• PROVIDED MATERIAL

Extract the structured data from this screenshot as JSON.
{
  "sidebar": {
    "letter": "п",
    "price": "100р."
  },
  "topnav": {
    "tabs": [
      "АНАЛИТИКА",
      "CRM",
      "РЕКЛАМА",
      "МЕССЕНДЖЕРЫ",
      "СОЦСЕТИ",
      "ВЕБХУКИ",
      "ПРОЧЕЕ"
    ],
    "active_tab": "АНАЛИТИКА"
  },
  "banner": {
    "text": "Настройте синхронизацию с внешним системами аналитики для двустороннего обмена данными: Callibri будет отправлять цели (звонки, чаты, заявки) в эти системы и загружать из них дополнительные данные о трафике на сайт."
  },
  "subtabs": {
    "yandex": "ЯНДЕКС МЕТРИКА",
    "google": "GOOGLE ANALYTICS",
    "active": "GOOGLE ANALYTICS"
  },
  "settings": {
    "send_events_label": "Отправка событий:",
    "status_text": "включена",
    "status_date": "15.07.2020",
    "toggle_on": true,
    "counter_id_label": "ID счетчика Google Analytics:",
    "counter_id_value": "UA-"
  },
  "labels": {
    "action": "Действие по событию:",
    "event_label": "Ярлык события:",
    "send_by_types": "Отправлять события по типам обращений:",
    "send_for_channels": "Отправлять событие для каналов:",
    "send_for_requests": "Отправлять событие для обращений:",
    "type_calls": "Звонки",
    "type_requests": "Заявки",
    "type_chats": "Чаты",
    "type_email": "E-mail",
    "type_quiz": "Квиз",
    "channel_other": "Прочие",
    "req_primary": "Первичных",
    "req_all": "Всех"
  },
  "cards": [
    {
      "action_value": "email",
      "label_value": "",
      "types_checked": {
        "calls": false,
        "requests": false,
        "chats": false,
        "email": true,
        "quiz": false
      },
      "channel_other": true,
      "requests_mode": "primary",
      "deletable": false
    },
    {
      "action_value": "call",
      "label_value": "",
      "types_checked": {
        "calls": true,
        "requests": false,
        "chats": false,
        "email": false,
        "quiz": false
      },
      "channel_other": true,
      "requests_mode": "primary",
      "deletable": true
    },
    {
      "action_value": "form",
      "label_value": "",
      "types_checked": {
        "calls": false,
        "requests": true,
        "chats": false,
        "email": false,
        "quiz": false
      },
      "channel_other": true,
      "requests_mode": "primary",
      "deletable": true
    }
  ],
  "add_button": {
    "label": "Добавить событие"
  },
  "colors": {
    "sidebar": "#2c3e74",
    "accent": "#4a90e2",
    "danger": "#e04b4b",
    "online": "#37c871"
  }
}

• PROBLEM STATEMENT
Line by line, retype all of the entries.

• SOLUTION TO THIS PROBLEM
Extract the structured data from this screenshot as JSON.
{
  "sidebar": {
    "letter": "п",
    "price": "100р."
  },
  "topnav": {
    "tabs": [
      "АНАЛИТИКА",
      "CRM",
      "РЕКЛАМА",
      "МЕССЕНДЖЕРЫ",
      "СОЦСЕТИ",
      "ВЕБХУКИ",
      "ПРОЧЕЕ"
    ],
    "active_tab": "АНАЛИТИКА"
  },
  "banner": {
    "text": "Настройте синхронизацию с внешним системами аналитики для двустороннего обмена данными: Callibri будет отправлять цели (звонки, чаты, заявки) в эти системы и загружать из них дополнительные данные о трафике на сайт."
  },
  "subtabs": {
    "yandex": "ЯНДЕКС МЕТРИКА",
    "google": "GOOGLE ANALYTICS",
    "active": "GOOGLE ANALYTICS"
  },
  "settings": {
    "send_events_label": "Отправка событий:",
    "status_text": "включена",
    "status_date": "15.07.2020",
    "toggle_on": true,
    "counter_id_label": "ID счетчика Google Analytics:",
    "counter_id_value": "UA-"
  },
  "labels": {
    "action": "Действие по событию:",
    "event_label": "Ярлык события:",
    "send_by_types": "Отправлять события по типам обращений:",
    "send_for_channels": "Отправлять событие для каналов:",
    "send_for_requests": "Отправлять событие для обращений:",
    "type_calls": "Звонки",
    "type_requests": "Заявки",
    "type_chats": "Чаты",
    "type_email": "E-mail",
    "type_quiz": "Квиз",
    "channel_other": "Прочие",
    "req_primary": "Первичных",
    "req_all": "Всех"
  },
  "cards": [
    {
      "action_value": "email",
      "label_value": "",
      "types_checked": {
        "calls": false,
        "requests": false,
        "chats": false,
        "email": true,
        "quiz": false
      },
      "channel_other": true,
      "requests_mode": "primary",
      "deletable": false
    },
    {
      "action_value": "call",
      "label_value": "",
      "types_checked": {
        "calls": true,
        "requests": false,
        "chats": false,
        "email": false,
        "quiz": false
      },
      "channel_other": true,
      "requests_mode": "primary",
      "deletable": true
    },
    {
      "action_value": "form",
      "label_value": "",
      "types_checked": {
        "calls": false,
        "requests": true,
        "chats": false,
        "email": false,
        "quiz": false
      },
      "channel_other": true,
      "requests_mode": "primary",
      "deletable": true
    }
  ],
  "add_button": {
    "label": "Добавить событие"
  },
  "colors": {
    "sidebar": "#2c3e74",
    "accent": "#4a90e2",
    "danger": "#e04b4b",
    "online": "#37c871"
  }
}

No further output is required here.